You were missing HGST
I also think what you said about bad batches and maintaining brand and model diversity to protect against those type of failures bears repeating. If you favor the same model drive, even in large redundant arrays, you may have a bad day if the model has a problem and starts to choke.
As to the brand reputation, a bad batch is a huge problem, but a bad response from the maker is worse. We were using the IBM Deskstars (aka Deathstars) in shipping security appliances and spent quite a while mopping up the mess those created. IBM wen't into denial, then hiding, then finally bowed to pressure from it's OEMS and started a recall. Which we then had to sort out how to handle in the field, and deal with customer who lost log data due to multiple failures across multiple drive arrays.
So now I mix brands and batches at different levels of the storage tiers, so that a bad drive model can't wipe out a whole silo of redundancy.
I also feel for home users, who have neither the training or know how to handle something like this without losing data. WE should know better, but they don't, and they shouldn't have to.

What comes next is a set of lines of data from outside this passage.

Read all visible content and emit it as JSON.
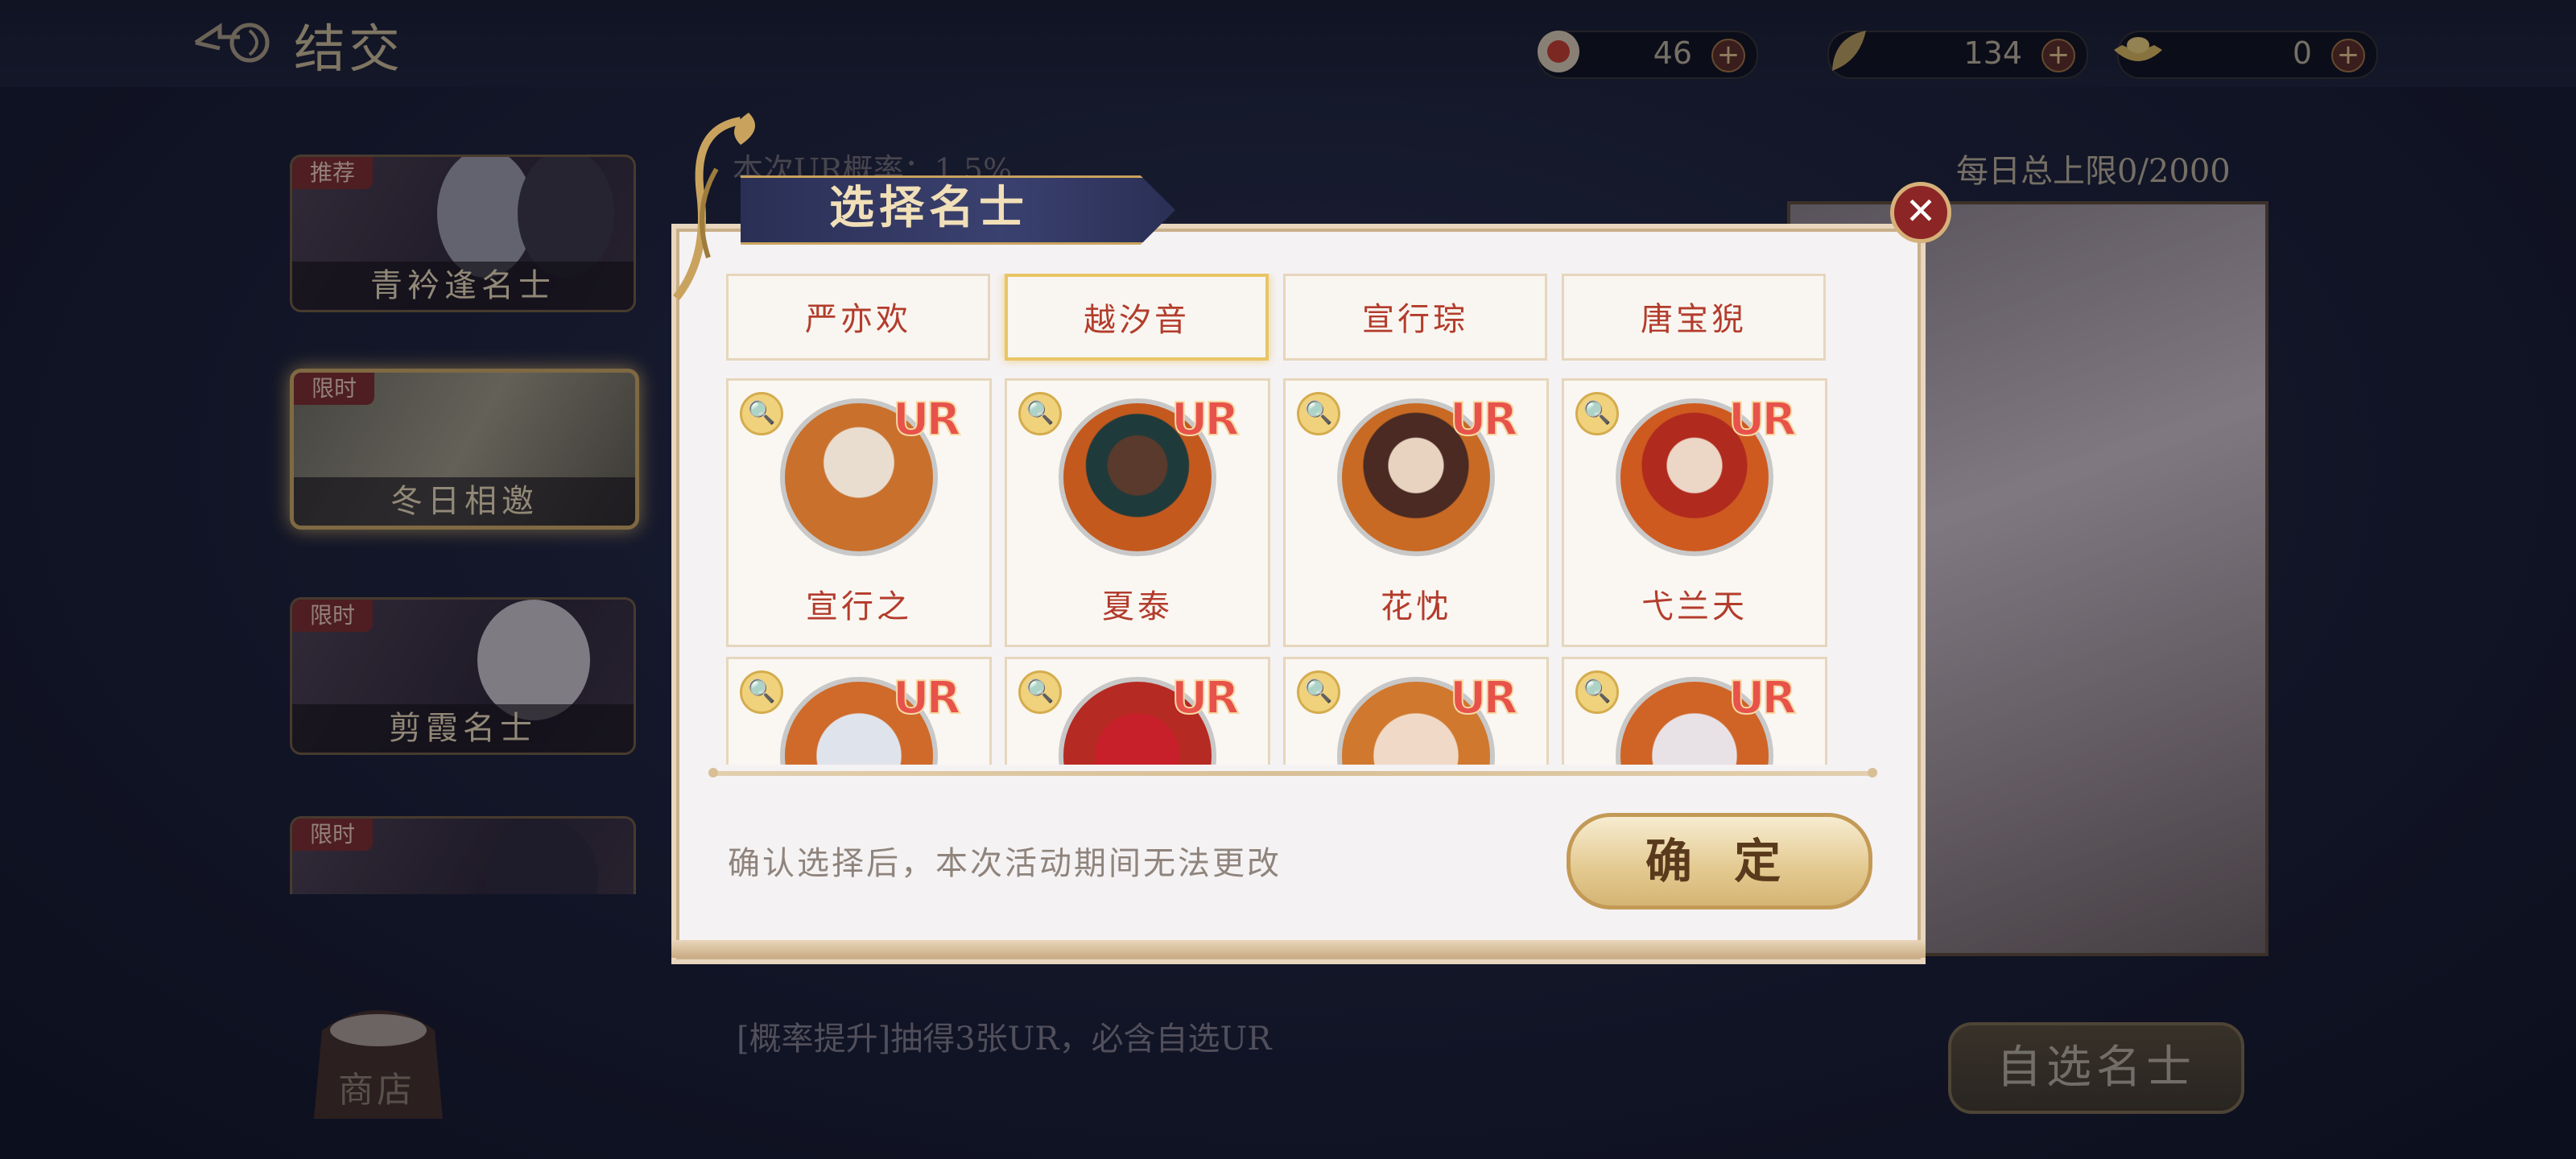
{
  "header": {
    "title": "结交",
    "resources": [
      {
        "name": "summon-token",
        "value": "46"
      },
      {
        "name": "leaf-token",
        "value": "134"
      },
      {
        "name": "ingot",
        "value": "0"
      }
    ]
  },
  "background": {
    "prob_text": "本次UR概率：1.5%",
    "daily_limit": "每日总上限0/2000",
    "bottom_info": "[概率提升]抽得3张UR，必含自选UR",
    "select_button": "自选名士",
    "shop_label": "商店",
    "banners": [
      {
        "tag": "推荐",
        "label": "青衿逢名士"
      },
      {
        "tag": "限时",
        "label": "冬日相邀"
      },
      {
        "tag": "限时",
        "label": "剪霞名士"
      },
      {
        "tag": "限时",
        "label": ""
      }
    ]
  },
  "dialog": {
    "title": "选择名士",
    "close_symbol": "✕",
    "name_tabs": [
      "严亦欢",
      "越汐音",
      "宣行琮",
      "唐宝猊"
    ],
    "selected_tab": "越汐音",
    "cards_row1": [
      {
        "name": "宣行之",
        "rarity": "UR",
        "color": "#c9702c"
      },
      {
        "name": "夏泰",
        "rarity": "UR",
        "color": "#c4591e"
      },
      {
        "name": "花忱",
        "rarity": "UR",
        "color": "#c86a24"
      },
      {
        "name": "弋兰天",
        "rarity": "UR",
        "color": "#cf5a20"
      }
    ],
    "cards_row2": [
      {
        "name": "",
        "rarity": "UR",
        "color": "#cf6a2a"
      },
      {
        "name": "",
        "rarity": "UR",
        "color": "#b52a22"
      },
      {
        "name": "",
        "rarity": "UR",
        "color": "#d0782e"
      },
      {
        "name": "",
        "rarity": "UR",
        "color": "#cf6426"
      }
    ],
    "zoom_symbol": "🔍",
    "hint": "确认选择后，本次活动期间无法更改",
    "confirm_label": "确 定"
  }
}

Their laptop, which probably doesn't have resilient storage, didn't come with real backup software, and wasn't bundled with enough external storage to backup the machine.
So we (as the tech industry) set them up to fall over with a failure like this, and too many schools literally teach their students to just carry around a flash drive with all their academic work on it.